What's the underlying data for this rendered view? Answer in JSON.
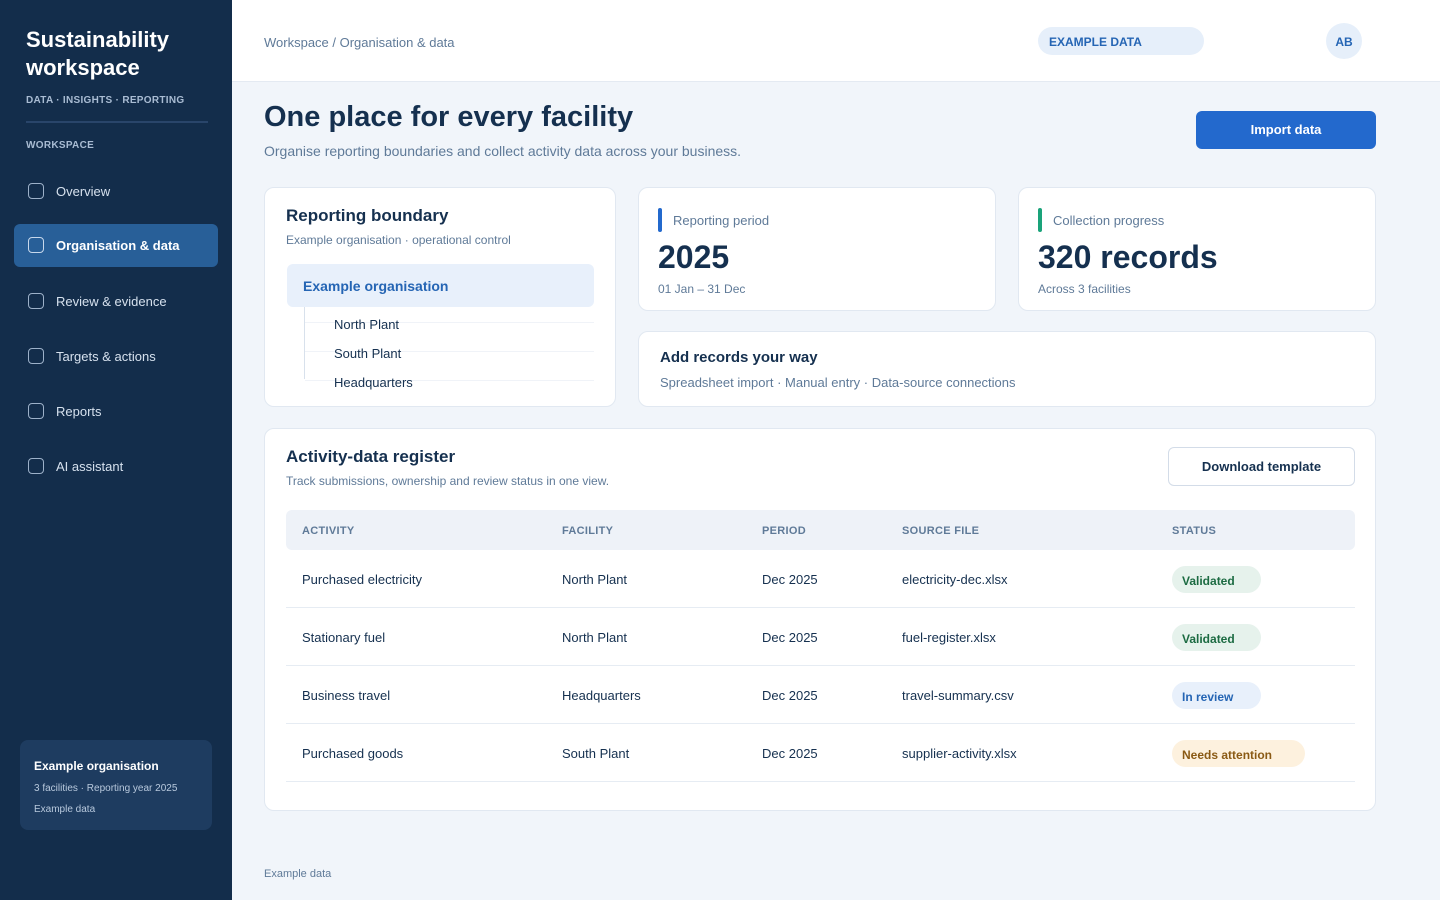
{
  "sidebar": {
    "title": "Sustainability workspace",
    "subtitle": "DATA · INSIGHTS · REPORTING",
    "section_label": "WORKSPACE",
    "items": [
      {
        "label": "Overview"
      },
      {
        "label": "Organisation & data",
        "active": true
      },
      {
        "label": "Review & evidence"
      },
      {
        "label": "Targets & actions"
      },
      {
        "label": "Reports"
      },
      {
        "label": "AI assistant"
      }
    ],
    "org_card": {
      "title": "Example organisation",
      "line1": "3 facilities · Reporting year 2025",
      "line2": "Example data"
    }
  },
  "header": {
    "breadcrumb": "Workspace / Organisation & data",
    "badge": "EXAMPLE DATA",
    "avatar": "AB"
  },
  "page": {
    "title": "One place for every facility",
    "subtitle": "Organise reporting boundaries and collect activity data across your business.",
    "import_button": "Import data"
  },
  "boundary": {
    "title": "Reporting boundary",
    "subtitle": "Example organisation · operational control",
    "root": "Example organisation",
    "children": [
      "North Plant",
      "South Plant",
      "Headquarters"
    ]
  },
  "period": {
    "label": "Reporting period",
    "value": "2025",
    "sub": "01 Jan – 31 Dec",
    "accent": "#2369cd"
  },
  "progress": {
    "label": "Collection progress",
    "value": "320 records",
    "sub": "Across 3 facilities",
    "accent": "#1aa37a"
  },
  "add_records": {
    "title": "Add records your way",
    "subtitle": "Spreadsheet import · Manual entry · Data-source connections"
  },
  "register": {
    "title": "Activity-data register",
    "subtitle": "Track submissions, ownership and review status in one view.",
    "download_button": "Download template",
    "columns": [
      "ACTIVITY",
      "FACILITY",
      "PERIOD",
      "SOURCE FILE",
      "STATUS"
    ],
    "rows": [
      {
        "activity": "Purchased electricity",
        "facility": "North Plant",
        "period": "Dec 2025",
        "file": "electricity-dec.xlsx",
        "status": "Validated"
      },
      {
        "activity": "Stationary fuel",
        "facility": "North Plant",
        "period": "Dec 2025",
        "file": "fuel-register.xlsx",
        "status": "Validated"
      },
      {
        "activity": "Business travel",
        "facility": "Headquarters",
        "period": "Dec 2025",
        "file": "travel-summary.csv",
        "status": "In review"
      },
      {
        "activity": "Purchased goods",
        "facility": "South Plant",
        "period": "Dec 2025",
        "file": "supplier-activity.xlsx",
        "status": "Needs attention"
      }
    ]
  },
  "footer": {
    "note": "Example data"
  }
}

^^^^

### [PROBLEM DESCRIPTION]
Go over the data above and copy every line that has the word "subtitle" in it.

### [SOLUTION FOR THIS EXERCISE]
    "subtitle": "DATA · INSIGHTS · REPORTING",
    "subtitle": "Organise reporting boundaries and collect activity data across your business.",
    "subtitle": "Example organisation · operational control",
    "subtitle": "Spreadsheet import · Manual entry · Data-source connections"
    "subtitle": "Track submissions, ownership and review status in one view.",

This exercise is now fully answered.